Mute Subtlety

Discussion in 'Miscellaneous [DB]' started by kwd, Feb 24, 2004.

  1. kwd


    Jun 26, 2003
    silicon valley
    I use a rubber practice mute when I practice in the evenings. I find the pizz sound to be more gratifying with the mute than without it. The sound is sublime, coming more from the instrument rather than from the strings. Can anyone explain this? Can I get this sound without sacrificing volume by installing a conventional mute?
  2. I know what you mean, me being a user of an Ultra Practise rubber mute. My conclusion for now is that the sound is more focussed because it damps the echos and resonances that occur without the mute. These resonances and echos are what I hear in the quiet of practising at home. They seem to interfere more as a distraction because I'm usually playing more gently as well (I've got a mid-terrace house - don't want to upset the neighbors). Playing with others though at a volume, the bass is just not going to deliver its full richness of tone.

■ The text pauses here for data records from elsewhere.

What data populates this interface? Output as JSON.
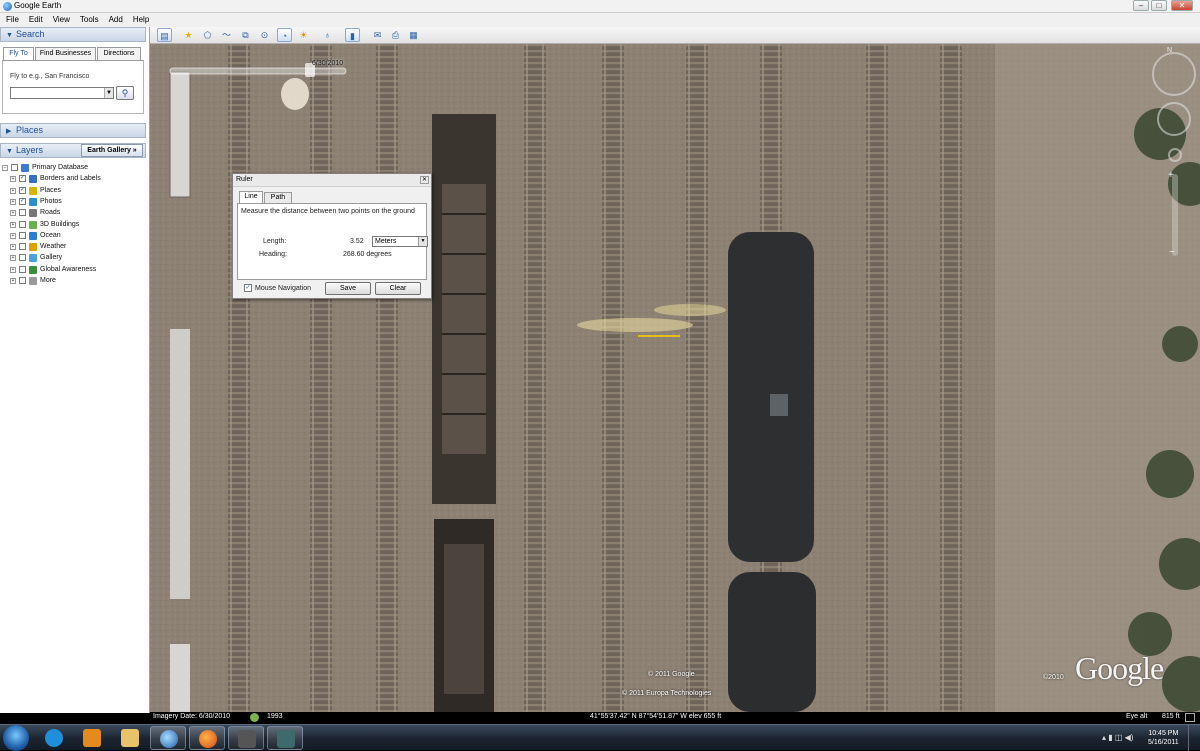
{
  "window": {
    "title": "Google Earth"
  },
  "menu": [
    "File",
    "Edit",
    "View",
    "Tools",
    "Add",
    "Help"
  ],
  "search": {
    "header": "Search",
    "tabs": [
      "Fly To",
      "Find Businesses",
      "Directions"
    ],
    "fly_to_hint": "Fly to e.g., San Francisco",
    "input_value": ""
  },
  "places": {
    "header": "Places"
  },
  "layers": {
    "header": "Layers",
    "gallery_button": "Earth Gallery »",
    "items": [
      {
        "label": "Primary Database",
        "checked": false
      },
      {
        "label": "Borders and Labels",
        "checked": true
      },
      {
        "label": "Places",
        "checked": true
      },
      {
        "label": "Photos",
        "checked": true
      },
      {
        "label": "Roads",
        "checked": false
      },
      {
        "label": "3D Buildings",
        "checked": false
      },
      {
        "label": "Ocean",
        "checked": false
      },
      {
        "label": "Weather",
        "checked": false
      },
      {
        "label": "Gallery",
        "checked": false
      },
      {
        "label": "Global Awareness",
        "checked": false
      },
      {
        "label": "More",
        "checked": false
      }
    ]
  },
  "toolbar": {
    "icons": [
      "sidebar-icon",
      "placemark-icon",
      "polygon-icon",
      "path-icon",
      "overlay-icon",
      "record-tour-icon",
      "historical-imagery-icon",
      "sun-icon",
      "planets-icon",
      "ruler-icon",
      "email-icon",
      "print-icon",
      "view-in-maps-icon"
    ]
  },
  "map": {
    "time_slider_date": "6/30/2010",
    "copyright_1": "© 2011 Google",
    "copyright_2": "© 2011 Europa Technologies",
    "logo_year": "©2010",
    "logo": "Google"
  },
  "ruler": {
    "title": "Ruler",
    "tabs": [
      "Line",
      "Path"
    ],
    "instruction": "Measure the distance between two points on the ground",
    "length_label": "Length:",
    "length_value": "3.52",
    "unit": "Meters",
    "heading_label": "Heading:",
    "heading_value": "268.60 degrees",
    "mouse_nav_label": "Mouse Navigation",
    "mouse_nav_checked": true,
    "save_label": "Save",
    "clear_label": "Clear"
  },
  "status": {
    "imagery_date": "Imagery Date: 6/30/2010",
    "year": "1993",
    "coords": "41°55'37.42\" N   87°54'51.87\" W  elev   655 ft",
    "eye_alt_label": "Eye alt",
    "eye_alt_value": "815 ft"
  },
  "taskbar": {
    "items": [
      "start-orb",
      "internet-explorer-icon",
      "media-player-icon",
      "file-explorer-icon",
      "google-earth-icon",
      "firefox-icon",
      "camera-app-icon",
      "game-app-icon"
    ],
    "time": "10:45 PM",
    "date": "5/16/2011"
  },
  "colors": {
    "accent": "#1f4f96",
    "ruler_line": "#ffd400"
  }
}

At least I think not - I might just take the mute along to tonights band rehearsal and see.
  3. I also use a large rubber practise mute when playing in my apartment - I've noticed that the difference is much more apparent when I'm playing arco than when I'm playing pizz. and of course I'm only hearing it from right next to the instrument - I'm sure the mute has more effect on the sound ten or fifteen feet away.

    - Wil
  4. Jonas J

    Jonas J

    Jul 2, 2004
    Oslo, Norway
    Last night, after about half of my practise session, I removed my rubber practise mute and I was almost stunned by the change of tone quality. Un-muted, the sound became hollow and nasal, but with the mute the sound was much warmer and rounder (I'm having a hard time describing the difference in sound, but you guys seem to have the same phenomenon). Is there a way to make this "mute-sound" permanent, without actually having the mute on, as I like the sound better?
  5. anonymous0726

    anonymous0726 Guest

    Nov 4, 2001
    What you're hearing up close in a small room and what goes out into a club are different things. With the mute, you're likely getting more of an approximation of what the audience is hearing.
  6. Jonas J

    Jonas J

    Jul 2, 2004
    Oslo, Norway
    Thanks Ray, your explanation makes sense and is also a comforting thought. Perhaps I'll make some recordings with a distant microphone to check this phenomenon out.